A new study in JAMA Internal Medicine finds that two-thirds of cancer drugs considered by the U.S. Food and Drug Administration (FDA) over the past five years were approved without evidence that they improve health outcomes or length of life. (This study closely corroborates and acknowledges the findings published last year by John Fauber of the Milwaukee Journal Sentinel and Elbert Chu of MedPage Today.)
Follow-up studies showed that 86 percent of the drugs approved with surrogate endpoints (or measures) and more than half (57 percent) of the cancer drugs approved by the FDA “have unknown effects on overall survival or fail to show gains in survival.” In other words, the authors write, “most cancer drug approvals have not been shown to, or do not, improve clinically relevant end points.”
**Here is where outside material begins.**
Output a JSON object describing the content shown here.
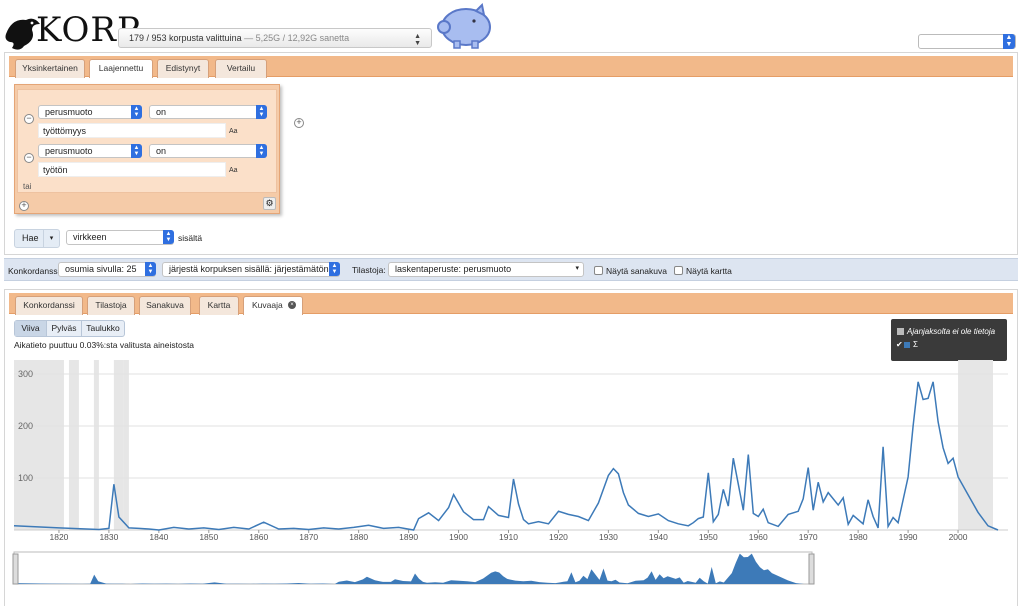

The use of surrogate endpoints in the approval process is at the heart of this issue. Drug companies argue that these alternative measures permit smaller, cheaper and faster clinical trials, allowing desperately needed drugs to get to market faster. Demonstrating efficacy with “harder” measures like overall survival — whether someone actually lives longer as a result of the drug — is a higher bar that requires more time and resources.
Many drug company representatives argue that the shortcut is not only acceptable but desirable. A 2011 Genentech white paper on oncology endpoints opens with this headline:
… such surrogate endpoints as objective response rate and progression-free survival have been employed because they can be reached faster and may offer important benefits in evaluating therapies.
“May offer important benefits” is the operative phrase here. The problem arises when positive surrogate measure performance is not reflected in better health outcomes or longer life. A common example is progression-free survival (PFS), a widely used surrogate measure of how long the tumor remains dormant before beginning to grow again. While many studies of drug performance use PFS to measure impact, there typically is only spotty correlation between longer PFS and health or survival improvements. Surrogate measures can also mask complications that detract from improved results. So, as the FDA data show, positive performance on a surrogate measure may have no bearing on whether the drug works meaningfully for patients, and using surrogate measures may, in fact, be detrimental to patient care.
Of course, once FDA approval has been achieved, drug companies benefit. There is no discount associated with the compromise of using surrogate measures. The Journal Sentinel/MedPage Today investigation found that drugs approved by the FDA during the study period averaged about $10,000 per month. Four were priced at $20,000 per month, and one was $40,000 per month.
This revelation — that most FDA cancer drug approvals lack evidence and don’t work — begs whether the FDA is so deeply influenced by pharma that it has abrogated its mission of ensuring safe, effective drugs for the American people. Some part of the move away from rigor and toward haste can probably also be assigned to trying to accommodate patient advocacy groups, who campaign for rapid new drug development.
Most importantly, the Kim-Prasad article raises hugely important questions of safety, credibility, and trust for health care regulators. Even with follow-up, almost 9 of 10 drugs using surrogate endpoints approved by the FDA don’t or haven’t been shown to improve clinical results. FDA approval wrongly conveys that products work when they don’t, greenlighting them for use (to little or no positive effect) by American cancer patients, paid for at exorbitant rates by governmental, corporate and individual purchasers.
This is an epic regulatory failure. An inability to address this would be open acknowledgment that, at least with respect to cancer drugs, the FDA has been fully captured by the interests it is intended to regulate.
Brian Klepper is a health care analyst and principal, Health Value Direct. This article originally appeared in the Health Care Blog.